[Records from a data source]
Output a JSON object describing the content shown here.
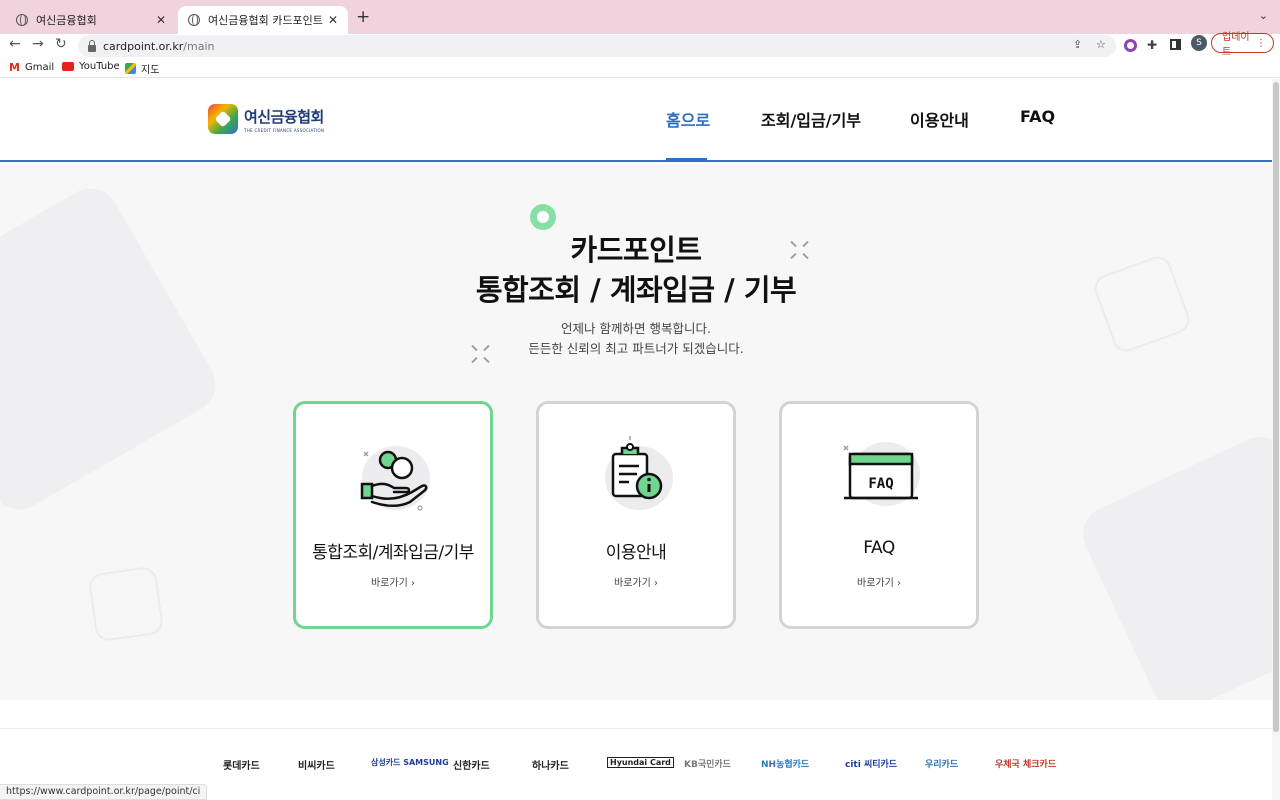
{
  "browser": {
    "tabs": [
      {
        "title": "여신금융협회",
        "active": false
      },
      {
        "title": "여신금융협회 카드포인트 통합조회 /",
        "active": true
      }
    ],
    "new_tab": "+",
    "url_host": "cardpoint.or.kr",
    "url_path": "/main",
    "profile_initial": "S",
    "update_label": "업데이트",
    "bookmarks": [
      "Gmail",
      "YouTube",
      "지도"
    ],
    "status_url": "https://www.cardpoint.or.kr/page/point/ci"
  },
  "header": {
    "logo_ko": "여신금융협회",
    "logo_en": "THE CREDIT FINANCE ASSOCIATION",
    "nav": [
      {
        "label": "홈으로",
        "current": true
      },
      {
        "label": "조회/입금/기부",
        "current": false
      },
      {
        "label": "이용안내",
        "current": false
      },
      {
        "label": "FAQ",
        "current": false
      }
    ]
  },
  "hero": {
    "title_line1": "카드포인트",
    "title_line2": "통합조회 / 계좌입금 / 기부",
    "sub_line1": "언제나 함께하면 행복합니다.",
    "sub_line2": "든든한 신뢰의 최고 파트너가 되겠습니다."
  },
  "cards": [
    {
      "title": "통합조회/계좌입금/기부",
      "link": "바로가기",
      "icon": "hand-coin-icon",
      "selected": true
    },
    {
      "title": "이용안내",
      "link": "바로가기",
      "icon": "clipboard-info-icon",
      "selected": false
    },
    {
      "title": "FAQ",
      "link": "바로가기",
      "icon": "faq-window-icon",
      "icon_text": "FAQ",
      "selected": false
    }
  ],
  "partners": [
    {
      "name": "롯데카드",
      "color": "#222222"
    },
    {
      "name": "비씨카드",
      "color": "#222222"
    },
    {
      "name": "삼성카드 SAMSUNG",
      "color": "#1f3d9a"
    },
    {
      "name": "신한카드",
      "color": "#222222"
    },
    {
      "name": "하나카드",
      "color": "#222222"
    },
    {
      "name": "Hyundai Card",
      "color": "#222222"
    },
    {
      "name": "KB국민카드",
      "color": "#777777"
    },
    {
      "name": "NH농협카드",
      "color": "#2a7ab8"
    },
    {
      "name": "citi 씨티카드",
      "color": "#1f3d9a"
    },
    {
      "name": "우리카드",
      "color": "#2a6fb8"
    },
    {
      "name": "우체국 체크카드",
      "color": "#c0392b"
    }
  ],
  "colors": {
    "accent_blue": "#2f6fbf",
    "accent_green": "#6fd58f",
    "tabbar_pink": "#f1d3de",
    "update_red": "#c0392b"
  }
}
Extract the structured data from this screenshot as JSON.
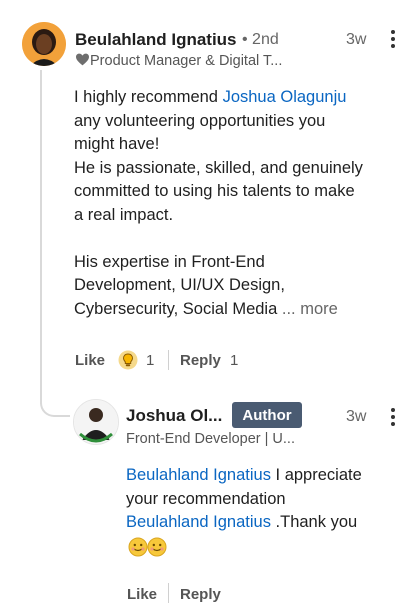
{
  "comment": {
    "author": "Beulahland Ignatius",
    "degree": "• 2nd",
    "time": "3w",
    "headline_icon": "heart-icon",
    "headline": "Product Manager & Digital T...",
    "lines": [
      {
        "pre": "I highly recommend ",
        "mention": "Joshua Olagunju",
        "post": ""
      },
      {
        "pre": "any volunteering opportunities you",
        "mention": "",
        "post": ""
      },
      {
        "pre": "might have!",
        "mention": "",
        "post": ""
      },
      {
        "pre": "He is passionate, skilled, and genuinely",
        "mention": "",
        "post": ""
      },
      {
        "pre": "committed to using his talents to make",
        "mention": "",
        "post": ""
      },
      {
        "pre": "a real impact.",
        "mention": "",
        "post": ""
      },
      {
        "pre": "His expertise in Front-End",
        "mention": "",
        "post": ""
      },
      {
        "pre": "Development, UI/UX Design,",
        "mention": "",
        "post": ""
      },
      {
        "pre": "Cybersecurity, Social Media",
        "mention": "",
        "post": ""
      }
    ],
    "more_label": "... more",
    "like_label": "Like",
    "reaction_icon": "insightful-bulb-icon",
    "reaction_count": "1",
    "reply_label": "Reply",
    "reply_count": "1"
  },
  "reply": {
    "author": "Joshua Ol...",
    "badge": "Author",
    "time": "3w",
    "headline": "Front-End Developer | U...",
    "mention": "Beulahland Ignatius",
    "text_1": " I appreciate",
    "text_2": "your recommendation",
    "text_3": " .Thank you",
    "emojis": [
      "smiling-face-icon",
      "smiling-face-icon"
    ],
    "like_label": "Like",
    "reply_label": "Reply"
  },
  "colors": {
    "mention": "#0a66c2",
    "author_badge": "#4a5b72",
    "avatar_bg": "#f2a13a"
  }
}
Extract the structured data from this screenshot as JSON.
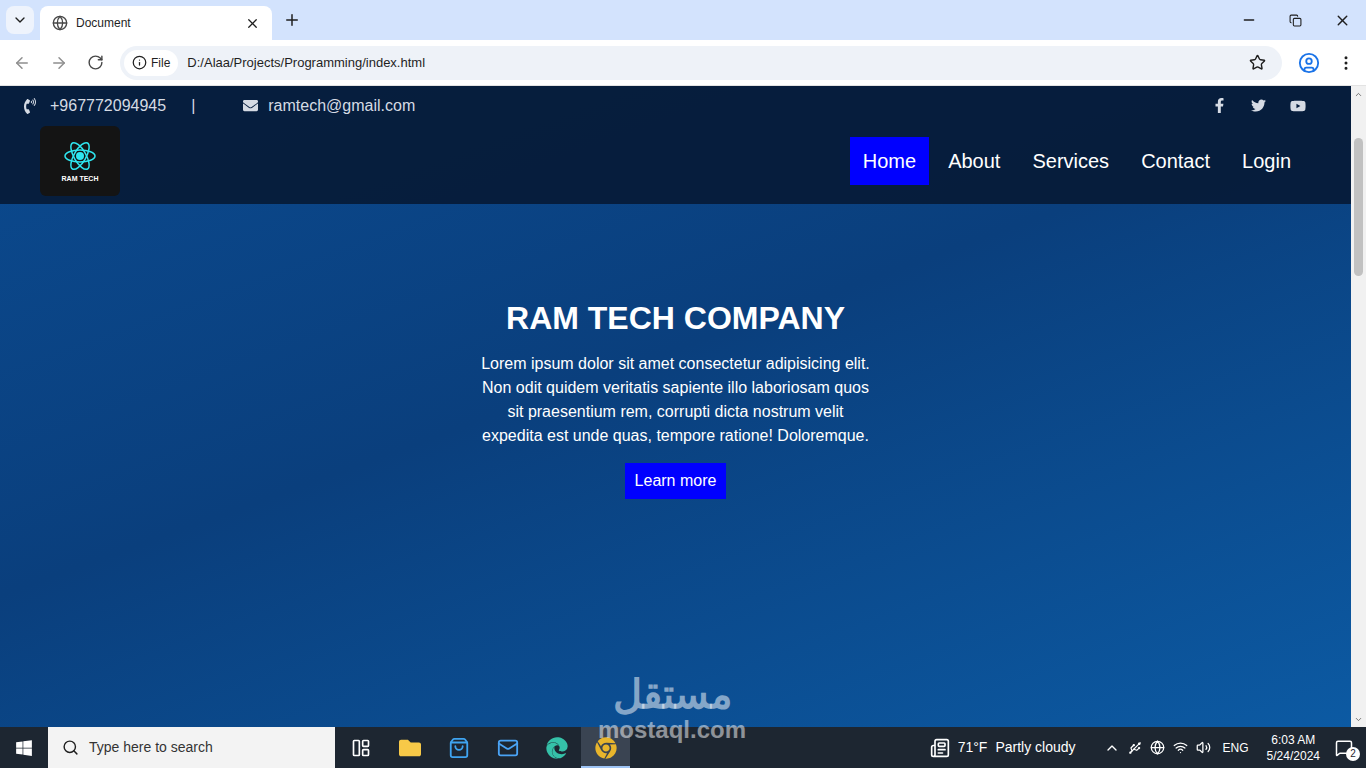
{
  "browser": {
    "tab": {
      "title": "Document",
      "selected": true
    },
    "address": {
      "scheme": "File",
      "url": "D:/Alaa/Projects/Programming/index.html"
    }
  },
  "page": {
    "contact": {
      "phone": "+967772094945",
      "separator": "|",
      "email": "ramtech@gmail.com"
    },
    "logo": {
      "title": "RAM TECH"
    },
    "nav": [
      {
        "label": "Home",
        "selected": true
      },
      {
        "label": "About",
        "selected": false
      },
      {
        "label": "Services",
        "selected": false
      },
      {
        "label": "Contact",
        "selected": false
      },
      {
        "label": "Login",
        "selected": false
      }
    ],
    "hero": {
      "title": "RAM TECH COMPANY",
      "text": "Lorem ipsum dolor sit amet consectetur adipisicing elit. Non odit quidem veritatis sapiente illo laboriosam quos sit praesentium rem, corrupti dicta nostrum velit expedita est unde quas, tempore ratione! Doloremque.",
      "button": "Learn more"
    }
  },
  "watermark": {
    "arabic": "مستقل",
    "latin": "mostaql.com"
  },
  "taskbar": {
    "search_placeholder": "Type here to search",
    "apps": [
      {
        "kind": "taskview",
        "selected": false
      },
      {
        "kind": "explorer",
        "selected": false
      },
      {
        "kind": "store",
        "selected": false
      },
      {
        "kind": "mail",
        "selected": false
      },
      {
        "kind": "edge",
        "selected": false
      },
      {
        "kind": "chrome",
        "selected": true
      }
    ],
    "weather": {
      "temp": "71°F",
      "condition": "Partly cloudy"
    },
    "language": "ENG",
    "time": "6:03 AM",
    "date": "5/24/2024",
    "notifications": "2"
  }
}
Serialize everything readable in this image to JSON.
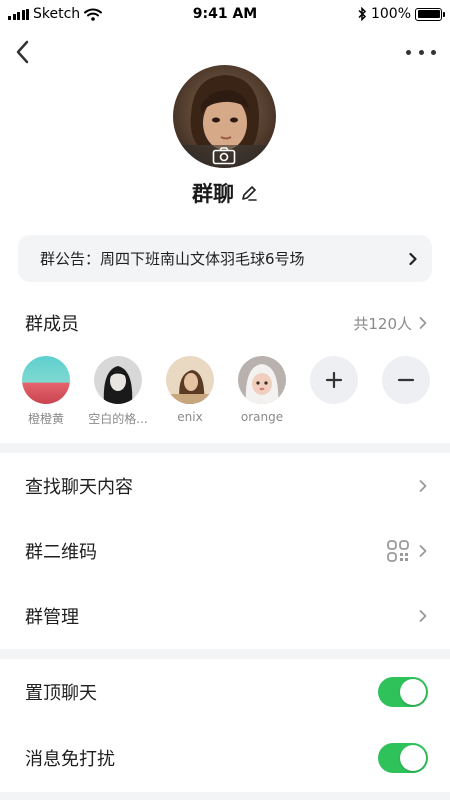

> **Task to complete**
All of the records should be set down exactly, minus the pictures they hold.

> **Output**
Output a JSON object describing the content shown here.
{
  "browser": {
    "tabs": [
      {
        "title": "여신금융협회",
        "active": false
      },
      {
        "title": "여신금융협회 카드포인트 통합조회 /",
        "active": true
      }
    ],
    "new_tab": "+",
    "url_host": "cardpoint.or.kr",
    "url_path": "/main",
    "profile_initial": "S",
    "update_label": "업데이트",
    "bookmarks": [
      "Gmail",
      "YouTube",
      "지도"
    ],
    "status_url": "https://www.cardpoint.or.kr/page/point/ci"
  },
  "header": {
    "logo_ko": "여신금융협회",
    "logo_en": "THE CREDIT FINANCE ASSOCIATION",
    "nav": [
      {
        "label": "홈으로",
        "current": true
      },
      {
        "label": "조회/입금/기부",
        "current": false
      },
      {
        "label": "이용안내",
        "current": false
      },
      {
        "label": "FAQ",
        "current": false
      }
    ]
  },
  "hero": {
    "title_line1": "카드포인트",
    "title_line2": "통합조회 / 계좌입금 / 기부",
    "sub_line1": "언제나 함께하면 행복합니다.",
    "sub_line2": "든든한 신뢰의 최고 파트너가 되겠습니다."
  },
  "cards": [
    {
      "title": "통합조회/계좌입금/기부",
      "link": "바로가기",
      "icon": "hand-coin-icon",
      "selected": true
    },
    {
      "title": "이용안내",
      "link": "바로가기",
      "icon": "clipboard-info-icon",
      "selected": false
    },
    {
      "title": "FAQ",
      "link": "바로가기",
      "icon": "faq-window-icon",
      "icon_text": "FAQ",
      "selected": false
    }
  ],
  "partners": [
    {
      "name": "롯데카드",
      "color": "#222222"
    },
    {
      "name": "비씨카드",
      "color": "#222222"
    },
    {
      "name": "삼성카드 SAMSUNG",
      "color": "#1f3d9a"
    },
    {
      "name": "신한카드",
      "color": "#222222"
    },
    {
      "name": "하나카드",
      "color": "#222222"
    },
    {
      "name": "Hyundai Card",
      "color": "#222222"
    },
    {
      "name": "KB국민카드",
      "color": "#777777"
    },
    {
      "name": "NH농협카드",
      "color": "#2a7ab8"
    },
    {
      "name": "citi 씨티카드",
      "color": "#1f3d9a"
    },
    {
      "name": "우리카드",
      "color": "#2a6fb8"
    },
    {
      "name": "우체국 체크카드",
      "color": "#c0392b"
    }
  ],
  "colors": {
    "accent_blue": "#2f6fbf",
    "accent_green": "#6fd58f",
    "tabbar_pink": "#f1d3de",
    "update_red": "#c0392b"
  }
}
Extract the structured data from this screenshot as JSON.
{
  "comment": {
    "author": "Beulahland Ignatius",
    "degree": "• 2nd",
    "time": "3w",
    "headline_icon": "heart-icon",
    "headline": "Product Manager & Digital T...",
    "lines": [
      {
        "pre": "I highly recommend ",
        "mention": "Joshua Olagunju",
        "post": ""
      },
      {
        "pre": "any volunteering opportunities you",
        "mention": "",
        "post": ""
      },
      {
        "pre": "might have!",
        "mention": "",
        "post": ""
      },
      {
        "pre": "He is passionate, skilled, and genuinely",
        "mention": "",
        "post": ""
      },
      {
        "pre": "committed to using his talents to make",
        "mention": "",
        "post": ""
      },
      {
        "pre": "a real impact.",
        "mention": "",
        "post": ""
      },
      {
        "pre": "His expertise in Front-End",
        "mention": "",
        "post": ""
      },
      {
        "pre": "Development, UI/UX Design,",
        "mention": "",
        "post": ""
      },
      {
        "pre": "Cybersecurity, Social Media",
        "mention": "",
        "post": ""
      }
    ],
    "more_label": "... more",
    "like_label": "Like",
    "reaction_icon": "insightful-bulb-icon",
    "reaction_count": "1",
    "reply_label": "Reply",
    "reply_count": "1"
  },
  "reply": {
    "author": "Joshua Ol...",
    "badge": "Author",
    "time": "3w",
    "headline": "Front-End Developer | U...",
    "mention": "Beulahland Ignatius",
    "text_1": " I appreciate",
    "text_2": "your recommendation",
    "text_3": " .Thank you",
    "emojis": [
      "smiling-face-icon",
      "smiling-face-icon"
    ],
    "like_label": "Like",
    "reply_label": "Reply"
  },
  "colors": {
    "mention": "#0a66c2",
    "author_badge": "#4a5b72",
    "avatar_bg": "#f2a13a"
  }
}
Extract the structured data from this screenshot as JSON.
{
  "browser": {
    "tab": {
      "title": "Document",
      "selected": true
    },
    "address": {
      "scheme": "File",
      "url": "D:/Alaa/Projects/Programming/index.html"
    }
  },
  "page": {
    "contact": {
      "phone": "+967772094945",
      "separator": "|",
      "email": "ramtech@gmail.com"
    },
    "logo": {
      "title": "RAM TECH"
    },
    "nav": [
      {
        "label": "Home",
        "selected": true
      },
      {
        "label": "About",
        "selected": false
      },
      {
        "label": "Services",
        "selected": false
      },
      {
        "label": "Contact",
        "selected": false
      },
      {
        "label": "Login",
        "selected": false
      }
    ],
    "hero": {
      "title": "RAM TECH COMPANY",
      "text": "Lorem ipsum dolor sit amet consectetur adipisicing elit. Non odit quidem veritatis sapiente illo laboriosam quos sit praesentium rem, corrupti dicta nostrum velit expedita est unde quas, tempore ratione! Doloremque.",
      "button": "Learn more"
    }
  },
  "watermark": {
    "arabic": "مستقل",
    "latin": "mostaql.com"
  },
  "taskbar": {
    "search_placeholder": "Type here to search",
    "apps": [
      {
        "kind": "taskview",
        "selected": false
      },
      {
        "kind": "explorer",
        "selected": false
      },
      {
        "kind": "store",
        "selected": false
      },
      {
        "kind": "mail",
        "selected": false
      },
      {
        "kind": "edge",
        "selected": false
      },
      {
        "kind": "chrome",
        "selected": true
      }
    ],
    "weather": {
      "temp": "71°F",
      "condition": "Partly cloudy"
    },
    "language": "ENG",
    "time": "6:03 AM",
    "date": "5/24/2024",
    "notifications": "2"
  }
}
Serialize everything readable in this image to JSON.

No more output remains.